Benefits for the consumers are that they can eat fresh local, seasonal produce for which they pay a fair price. CSA also involves learning about food growing through Open Days and, in some cases, working on the land, so members are able to connect with the source of their food and with each other.

The farmer receives a reliable source of income and can develop a secure market. He or she can grow food which is wanted by the local community and become part of a local community based around food which will value the farmer’s role in their lives.

The CSA movement started in the 60’s in the USA in response to the massive industrialisation of food production and there are now thousands of them in the country of every size and configuration. In Vermont, a new village is being developed on a former dairy farm with low energy housing, with small farms on site and a built-in CSA system. In the UK no two CSA’s are the same: they can be farmer driven, a farmer-consumer cooperative, a community based scheme or any combination that works for the people involved.  A successful example of a CSA in the UK is Stroud Food Hub which is jointly owned by both producer and consumer. For more information and examples go to

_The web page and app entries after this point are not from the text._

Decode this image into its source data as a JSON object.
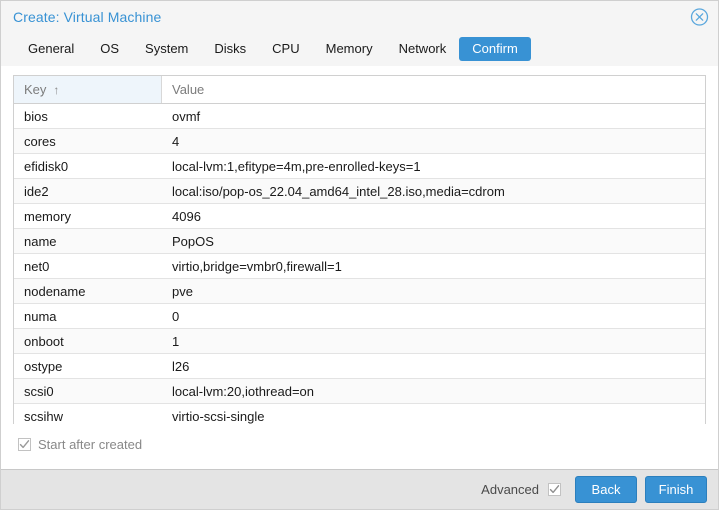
{
  "window": {
    "title": "Create: Virtual Machine",
    "close_icon": "close-circle-icon"
  },
  "tabs": [
    {
      "label": "General",
      "active": false
    },
    {
      "label": "OS",
      "active": false
    },
    {
      "label": "System",
      "active": false
    },
    {
      "label": "Disks",
      "active": false
    },
    {
      "label": "CPU",
      "active": false
    },
    {
      "label": "Memory",
      "active": false
    },
    {
      "label": "Network",
      "active": false
    },
    {
      "label": "Confirm",
      "active": true
    }
  ],
  "grid": {
    "columns": [
      {
        "label": "Key",
        "sorted": true,
        "sort_arrow": "↑"
      },
      {
        "label": "Value",
        "sorted": false,
        "sort_arrow": ""
      }
    ],
    "rows": [
      {
        "key": "bios",
        "value": "ovmf"
      },
      {
        "key": "cores",
        "value": "4"
      },
      {
        "key": "efidisk0",
        "value": "local-lvm:1,efitype=4m,pre-enrolled-keys=1"
      },
      {
        "key": "ide2",
        "value": "local:iso/pop-os_22.04_amd64_intel_28.iso,media=cdrom"
      },
      {
        "key": "memory",
        "value": "4096"
      },
      {
        "key": "name",
        "value": "PopOS"
      },
      {
        "key": "net0",
        "value": "virtio,bridge=vmbr0,firewall=1"
      },
      {
        "key": "nodename",
        "value": "pve"
      },
      {
        "key": "numa",
        "value": "0"
      },
      {
        "key": "onboot",
        "value": "1"
      },
      {
        "key": "ostype",
        "value": "l26"
      },
      {
        "key": "scsi0",
        "value": "local-lvm:20,iothread=on"
      },
      {
        "key": "scsihw",
        "value": "virtio-scsi-single"
      }
    ]
  },
  "start_after_created": {
    "label": "Start after created",
    "checked": true
  },
  "footer": {
    "advanced_label": "Advanced",
    "advanced_checked": true,
    "back_label": "Back",
    "finish_label": "Finish"
  },
  "colors": {
    "accent": "#3892d4",
    "title_text": "#3892d4",
    "header_bg": "#f5f5f5",
    "footer_bg": "#e4e4e4",
    "sorted_column_bg": "#eef5fb"
  }
}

Local groups Forum 21, Transition Minehead and Alcombe and the West Somerset Organic Group are all working to promote a future which is community based, resilient, healthy and fun! They are holding a meeting to discuss the potential for a local Community Supported Agriculture project on Thursday 1st July at the Methodist Hall, The Avenue, Minehead at 7.30 pm. There will be a presentation on CSA and a speaker from Agrarian Renaissance, a group promoting environmentally friendly community food production.